By Suzanne Basra, Content & Internal Communications Manager at Ogilvy UK
Time. Whether you don’t have enough of it, or you’re not sure how to manage it, time is something that affects each and every one of us, within our working and personal lives, daily.
On the subject of time management and creative problem solving, Ogilvy’s CSO in the UK, Kevin Chesters, spoke about time at Ogilvy’s home on London’s Southbank earlier this week.
From daydreaming to fatigue, here are his hints and tips.
When fatigued, it’s easier to avoid completing tasks.
Yet Kev advises that this is in fact when you can see good results, because the brain is fatigued so goes into ‘default mode’ completing tasks more easily.

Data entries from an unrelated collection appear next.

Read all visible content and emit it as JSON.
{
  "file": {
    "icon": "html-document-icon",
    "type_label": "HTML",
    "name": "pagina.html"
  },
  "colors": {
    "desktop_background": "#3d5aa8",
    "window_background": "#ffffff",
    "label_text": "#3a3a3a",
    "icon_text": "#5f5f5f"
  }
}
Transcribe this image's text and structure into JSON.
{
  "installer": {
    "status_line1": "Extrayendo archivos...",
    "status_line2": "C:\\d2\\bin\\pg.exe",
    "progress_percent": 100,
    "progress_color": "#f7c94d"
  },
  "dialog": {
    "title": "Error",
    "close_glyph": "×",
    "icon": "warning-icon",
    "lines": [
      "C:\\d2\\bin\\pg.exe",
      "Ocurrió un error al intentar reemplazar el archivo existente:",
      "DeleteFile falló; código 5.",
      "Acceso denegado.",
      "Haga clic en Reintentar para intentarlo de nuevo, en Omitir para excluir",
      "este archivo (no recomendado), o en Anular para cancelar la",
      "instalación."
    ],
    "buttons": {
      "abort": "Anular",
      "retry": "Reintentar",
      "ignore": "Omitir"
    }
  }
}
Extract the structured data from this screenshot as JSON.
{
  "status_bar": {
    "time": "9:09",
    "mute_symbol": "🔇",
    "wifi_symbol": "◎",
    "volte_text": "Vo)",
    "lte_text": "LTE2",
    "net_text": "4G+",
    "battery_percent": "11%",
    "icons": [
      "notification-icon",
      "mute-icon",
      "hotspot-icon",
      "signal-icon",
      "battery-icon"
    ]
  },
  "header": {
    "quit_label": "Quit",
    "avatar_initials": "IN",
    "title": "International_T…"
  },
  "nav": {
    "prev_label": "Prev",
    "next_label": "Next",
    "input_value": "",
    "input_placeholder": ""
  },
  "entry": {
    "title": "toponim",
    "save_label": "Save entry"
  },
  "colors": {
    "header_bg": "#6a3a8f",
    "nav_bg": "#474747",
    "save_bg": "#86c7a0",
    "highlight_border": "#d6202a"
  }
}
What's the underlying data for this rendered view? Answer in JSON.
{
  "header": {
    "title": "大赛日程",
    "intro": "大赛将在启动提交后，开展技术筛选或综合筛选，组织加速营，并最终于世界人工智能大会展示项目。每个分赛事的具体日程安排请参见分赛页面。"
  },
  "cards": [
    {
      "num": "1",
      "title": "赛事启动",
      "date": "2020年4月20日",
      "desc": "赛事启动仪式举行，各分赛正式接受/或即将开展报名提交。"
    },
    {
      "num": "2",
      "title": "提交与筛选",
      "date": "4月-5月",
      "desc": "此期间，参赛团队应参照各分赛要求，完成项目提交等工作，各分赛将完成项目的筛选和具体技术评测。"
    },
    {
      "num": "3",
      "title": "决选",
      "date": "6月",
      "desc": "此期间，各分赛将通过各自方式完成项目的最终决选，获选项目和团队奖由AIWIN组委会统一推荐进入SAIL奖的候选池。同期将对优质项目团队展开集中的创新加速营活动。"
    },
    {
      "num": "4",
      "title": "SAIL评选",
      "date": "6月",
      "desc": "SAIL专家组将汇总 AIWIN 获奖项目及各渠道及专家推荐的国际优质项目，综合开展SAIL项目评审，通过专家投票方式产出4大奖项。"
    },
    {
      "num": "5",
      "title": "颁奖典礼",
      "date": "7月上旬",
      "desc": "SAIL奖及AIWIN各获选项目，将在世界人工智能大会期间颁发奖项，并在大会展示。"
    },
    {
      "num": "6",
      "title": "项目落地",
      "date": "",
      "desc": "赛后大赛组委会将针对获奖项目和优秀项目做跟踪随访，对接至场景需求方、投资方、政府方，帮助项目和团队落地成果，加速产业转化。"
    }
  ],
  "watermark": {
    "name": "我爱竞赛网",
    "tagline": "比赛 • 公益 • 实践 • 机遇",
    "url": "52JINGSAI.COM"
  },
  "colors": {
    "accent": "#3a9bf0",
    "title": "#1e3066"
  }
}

Daydreaming is good
“It’s good to let the mind wander” Kev believes.
He also advises not filling downtime with big or tricky tasks which will only keep the brain hard at work. Instead, read a trashy book or listen to an easy podcast.
Chunk your diary
Don’t sit stunned into inaction because you’re overwhelmed by big tasks. Kev advises to split the big things into chunks that last only a few hours. “If you chunk your diary up into 4-hour slots it becomes much more manageable”.
Just make a start
Kev advises against procrastination. “The brain gives a disproportionate amount of energy to incomplete tasks” says Kev, “which is why it's important to just start”.
If you don't have enough time for a task, instead of worrying about it just start the task! You might be surprised how much else will fall into place.
Ditch your phone
Just having your smartphone on you slows your brain down.
Even if it’s turned over or turned off, just having your phone in the same physical space that you occupy makes a difference to productivity and problem solving. When your phone is left in another room, people have shown 7% stronger problem solving abilities and 11% higher attention.
For Kev, when trying to creatively problem-solve, you should put your phone away.
Pick up a pen
Having a mental block? Starring at a computer screen? Grab a pen says Kev. “When you’re staring at a screen and nothing is happening in your head, it’s time to write stuff down” he advises.
Stop saying ‘busy’
Kev called for a ban on the word “busy”. Time pressure, he says, leads us to feel panicked and anxious.
But, if we take a leaf out of behavioural science and reframe time based anxiety as something different, for example if we reframe it as ‘excitement’, our reaction to it changes. Suddenly a morning of back to back meetings isn’t ‘busy’; it becomes a morning of exciting talks with people and clients.
“Don’t be so hard on yourself” says Kev. No one is perfect and it’s important not to beat yourself up about procrastinating or not getting things done as quickly as you would like. It’s ok.
Want to read more from Kev? Check out his feedback on feeding back here.